*PROVIDED RECORDS*

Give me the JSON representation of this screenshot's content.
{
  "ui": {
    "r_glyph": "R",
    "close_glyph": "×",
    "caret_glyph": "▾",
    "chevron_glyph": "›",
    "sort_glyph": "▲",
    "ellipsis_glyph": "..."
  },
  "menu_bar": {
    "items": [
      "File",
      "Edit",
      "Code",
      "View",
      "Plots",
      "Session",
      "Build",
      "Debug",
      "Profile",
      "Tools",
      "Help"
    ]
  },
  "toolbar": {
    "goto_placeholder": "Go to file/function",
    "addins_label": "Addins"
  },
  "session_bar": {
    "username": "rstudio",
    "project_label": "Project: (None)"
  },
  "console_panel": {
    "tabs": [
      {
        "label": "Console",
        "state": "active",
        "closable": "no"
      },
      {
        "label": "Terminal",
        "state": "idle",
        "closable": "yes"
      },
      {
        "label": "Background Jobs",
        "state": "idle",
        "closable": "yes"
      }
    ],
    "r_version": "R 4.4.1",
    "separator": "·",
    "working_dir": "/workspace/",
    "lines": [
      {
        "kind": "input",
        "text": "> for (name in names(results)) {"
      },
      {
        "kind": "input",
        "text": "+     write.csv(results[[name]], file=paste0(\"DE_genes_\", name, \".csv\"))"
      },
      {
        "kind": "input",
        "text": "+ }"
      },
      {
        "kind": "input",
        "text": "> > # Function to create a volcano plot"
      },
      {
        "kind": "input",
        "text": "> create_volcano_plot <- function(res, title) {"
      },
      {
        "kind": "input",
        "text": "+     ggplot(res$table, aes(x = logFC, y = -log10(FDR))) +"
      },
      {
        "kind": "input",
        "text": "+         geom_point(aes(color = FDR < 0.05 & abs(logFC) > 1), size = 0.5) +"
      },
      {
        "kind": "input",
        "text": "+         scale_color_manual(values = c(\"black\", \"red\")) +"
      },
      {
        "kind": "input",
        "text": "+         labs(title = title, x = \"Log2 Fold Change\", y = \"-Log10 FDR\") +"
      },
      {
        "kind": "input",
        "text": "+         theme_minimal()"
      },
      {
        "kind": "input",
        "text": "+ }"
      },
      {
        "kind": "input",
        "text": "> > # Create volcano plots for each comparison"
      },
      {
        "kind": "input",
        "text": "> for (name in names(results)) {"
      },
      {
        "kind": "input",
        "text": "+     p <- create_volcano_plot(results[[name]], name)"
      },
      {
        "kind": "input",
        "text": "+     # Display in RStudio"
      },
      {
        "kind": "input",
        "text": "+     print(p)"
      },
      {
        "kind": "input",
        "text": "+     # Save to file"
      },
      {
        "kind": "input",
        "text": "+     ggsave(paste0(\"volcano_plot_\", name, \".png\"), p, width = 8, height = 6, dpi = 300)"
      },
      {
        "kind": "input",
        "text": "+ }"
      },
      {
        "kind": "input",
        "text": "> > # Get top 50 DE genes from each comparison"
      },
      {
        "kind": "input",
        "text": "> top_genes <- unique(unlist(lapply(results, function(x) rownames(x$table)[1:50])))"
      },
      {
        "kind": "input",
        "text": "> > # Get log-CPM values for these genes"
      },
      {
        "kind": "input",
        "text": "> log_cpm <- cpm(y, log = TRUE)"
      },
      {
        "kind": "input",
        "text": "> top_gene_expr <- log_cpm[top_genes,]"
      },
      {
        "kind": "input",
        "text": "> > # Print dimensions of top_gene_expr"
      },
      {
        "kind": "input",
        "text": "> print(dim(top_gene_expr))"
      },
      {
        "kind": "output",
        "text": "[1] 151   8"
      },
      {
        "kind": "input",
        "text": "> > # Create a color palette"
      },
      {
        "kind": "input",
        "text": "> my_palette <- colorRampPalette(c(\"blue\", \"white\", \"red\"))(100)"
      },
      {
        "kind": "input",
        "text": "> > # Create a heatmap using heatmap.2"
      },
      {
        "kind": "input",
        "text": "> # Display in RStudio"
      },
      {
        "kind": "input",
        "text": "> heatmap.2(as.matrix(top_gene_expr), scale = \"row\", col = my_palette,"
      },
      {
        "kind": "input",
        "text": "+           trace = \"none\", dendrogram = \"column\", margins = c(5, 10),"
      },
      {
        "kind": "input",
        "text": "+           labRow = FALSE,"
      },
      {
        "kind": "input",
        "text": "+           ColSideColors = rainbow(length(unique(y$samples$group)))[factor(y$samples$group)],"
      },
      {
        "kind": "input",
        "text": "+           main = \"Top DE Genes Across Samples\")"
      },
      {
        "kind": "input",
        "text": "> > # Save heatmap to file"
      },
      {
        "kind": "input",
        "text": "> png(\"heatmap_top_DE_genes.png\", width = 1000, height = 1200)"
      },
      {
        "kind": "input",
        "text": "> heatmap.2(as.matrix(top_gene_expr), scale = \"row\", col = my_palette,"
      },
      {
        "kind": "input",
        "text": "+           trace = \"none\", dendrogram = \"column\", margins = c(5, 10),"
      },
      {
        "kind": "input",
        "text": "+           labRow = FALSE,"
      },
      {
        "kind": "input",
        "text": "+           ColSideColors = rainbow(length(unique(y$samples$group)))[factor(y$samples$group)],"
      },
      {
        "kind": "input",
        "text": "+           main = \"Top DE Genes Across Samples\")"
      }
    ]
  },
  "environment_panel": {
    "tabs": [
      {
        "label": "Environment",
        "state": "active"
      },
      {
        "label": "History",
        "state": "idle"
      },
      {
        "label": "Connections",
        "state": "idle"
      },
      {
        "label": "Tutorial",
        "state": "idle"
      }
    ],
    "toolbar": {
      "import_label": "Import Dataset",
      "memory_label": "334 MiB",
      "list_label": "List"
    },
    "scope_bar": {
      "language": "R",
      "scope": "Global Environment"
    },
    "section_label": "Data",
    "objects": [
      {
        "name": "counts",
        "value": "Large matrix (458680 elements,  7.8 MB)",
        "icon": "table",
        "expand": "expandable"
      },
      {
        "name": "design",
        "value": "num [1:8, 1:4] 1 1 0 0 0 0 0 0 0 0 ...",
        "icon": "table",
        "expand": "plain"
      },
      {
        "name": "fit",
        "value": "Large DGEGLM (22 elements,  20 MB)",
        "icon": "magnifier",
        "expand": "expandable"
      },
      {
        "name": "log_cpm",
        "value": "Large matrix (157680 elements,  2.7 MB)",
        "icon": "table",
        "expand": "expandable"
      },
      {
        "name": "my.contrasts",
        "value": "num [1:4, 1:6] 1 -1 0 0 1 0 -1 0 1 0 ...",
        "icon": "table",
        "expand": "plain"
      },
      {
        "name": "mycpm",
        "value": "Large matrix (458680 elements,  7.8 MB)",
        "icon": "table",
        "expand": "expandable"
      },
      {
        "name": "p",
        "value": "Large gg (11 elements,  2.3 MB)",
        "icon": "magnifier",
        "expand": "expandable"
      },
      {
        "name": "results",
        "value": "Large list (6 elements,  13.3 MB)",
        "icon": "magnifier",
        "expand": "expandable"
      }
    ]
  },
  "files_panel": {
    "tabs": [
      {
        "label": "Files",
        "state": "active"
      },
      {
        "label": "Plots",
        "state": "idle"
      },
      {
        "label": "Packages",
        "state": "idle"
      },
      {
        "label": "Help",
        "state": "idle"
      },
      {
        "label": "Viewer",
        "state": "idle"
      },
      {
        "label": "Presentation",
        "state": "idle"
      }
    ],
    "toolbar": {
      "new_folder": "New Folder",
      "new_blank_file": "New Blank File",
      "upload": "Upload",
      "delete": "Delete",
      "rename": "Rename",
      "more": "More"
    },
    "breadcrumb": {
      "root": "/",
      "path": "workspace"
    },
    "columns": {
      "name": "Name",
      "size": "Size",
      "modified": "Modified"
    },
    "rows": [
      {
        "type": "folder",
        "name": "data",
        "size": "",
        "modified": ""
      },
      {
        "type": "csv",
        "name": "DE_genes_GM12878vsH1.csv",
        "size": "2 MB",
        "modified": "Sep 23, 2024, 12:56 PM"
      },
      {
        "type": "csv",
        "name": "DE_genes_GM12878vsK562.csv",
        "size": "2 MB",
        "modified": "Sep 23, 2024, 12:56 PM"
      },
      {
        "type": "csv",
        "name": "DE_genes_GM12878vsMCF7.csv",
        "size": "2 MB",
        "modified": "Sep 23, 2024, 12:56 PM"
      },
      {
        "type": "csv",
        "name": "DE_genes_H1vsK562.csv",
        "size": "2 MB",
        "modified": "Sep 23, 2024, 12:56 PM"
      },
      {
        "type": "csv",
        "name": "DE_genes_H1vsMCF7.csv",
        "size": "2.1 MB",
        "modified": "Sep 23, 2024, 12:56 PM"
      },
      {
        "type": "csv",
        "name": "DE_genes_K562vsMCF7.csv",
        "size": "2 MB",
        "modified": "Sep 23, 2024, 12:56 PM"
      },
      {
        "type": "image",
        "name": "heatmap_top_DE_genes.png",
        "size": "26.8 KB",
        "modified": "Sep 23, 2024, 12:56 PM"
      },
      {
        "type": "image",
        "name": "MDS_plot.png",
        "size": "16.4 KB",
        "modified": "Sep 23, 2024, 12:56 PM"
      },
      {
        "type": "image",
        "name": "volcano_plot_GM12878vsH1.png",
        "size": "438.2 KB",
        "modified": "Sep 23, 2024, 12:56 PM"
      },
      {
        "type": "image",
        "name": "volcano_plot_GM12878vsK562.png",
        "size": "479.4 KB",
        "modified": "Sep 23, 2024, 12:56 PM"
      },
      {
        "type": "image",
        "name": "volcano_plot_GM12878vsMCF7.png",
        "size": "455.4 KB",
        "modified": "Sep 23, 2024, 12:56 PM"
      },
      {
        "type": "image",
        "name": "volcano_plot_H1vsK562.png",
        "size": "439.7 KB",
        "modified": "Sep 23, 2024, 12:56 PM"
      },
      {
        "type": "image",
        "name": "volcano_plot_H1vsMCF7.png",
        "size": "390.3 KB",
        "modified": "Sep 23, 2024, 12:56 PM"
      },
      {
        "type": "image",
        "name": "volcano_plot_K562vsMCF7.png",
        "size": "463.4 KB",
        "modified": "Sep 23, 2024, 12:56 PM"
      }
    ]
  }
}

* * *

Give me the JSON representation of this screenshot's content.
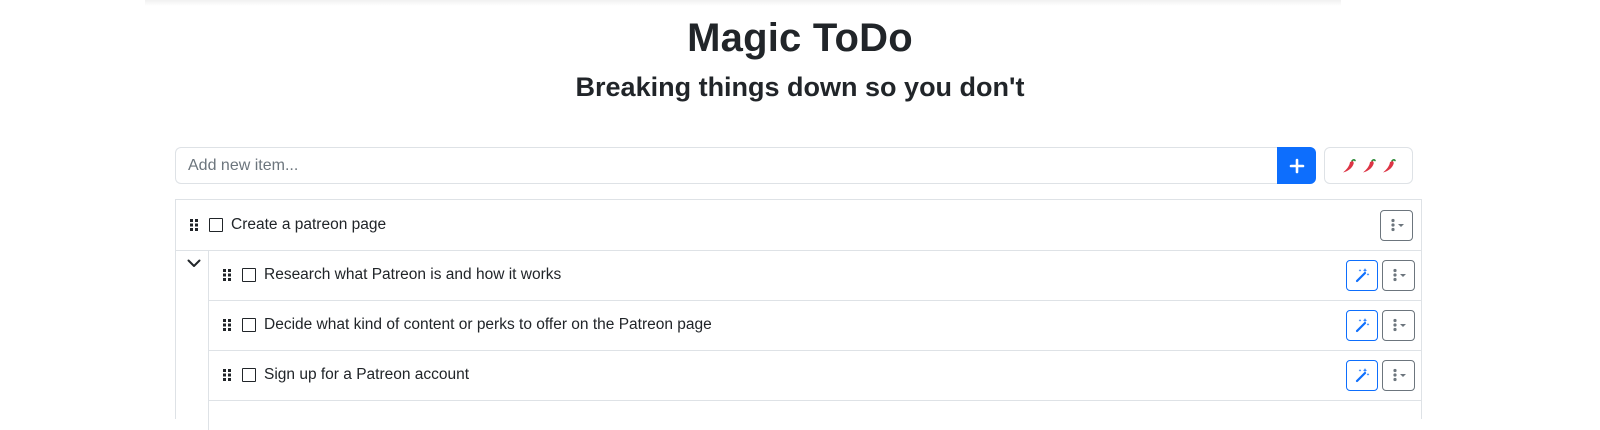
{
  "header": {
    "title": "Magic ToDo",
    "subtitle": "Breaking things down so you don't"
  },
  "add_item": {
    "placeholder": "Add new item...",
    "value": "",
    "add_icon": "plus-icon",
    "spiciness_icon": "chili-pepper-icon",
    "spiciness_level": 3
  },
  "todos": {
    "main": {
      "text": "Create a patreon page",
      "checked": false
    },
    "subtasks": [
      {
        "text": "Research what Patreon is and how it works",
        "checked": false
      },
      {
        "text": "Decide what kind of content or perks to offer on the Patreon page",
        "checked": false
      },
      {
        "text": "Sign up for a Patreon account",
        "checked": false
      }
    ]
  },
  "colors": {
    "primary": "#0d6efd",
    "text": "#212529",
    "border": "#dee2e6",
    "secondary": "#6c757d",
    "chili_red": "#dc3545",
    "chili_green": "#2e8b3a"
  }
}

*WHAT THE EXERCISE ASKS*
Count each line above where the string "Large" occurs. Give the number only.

*TASK SOLUTION*
6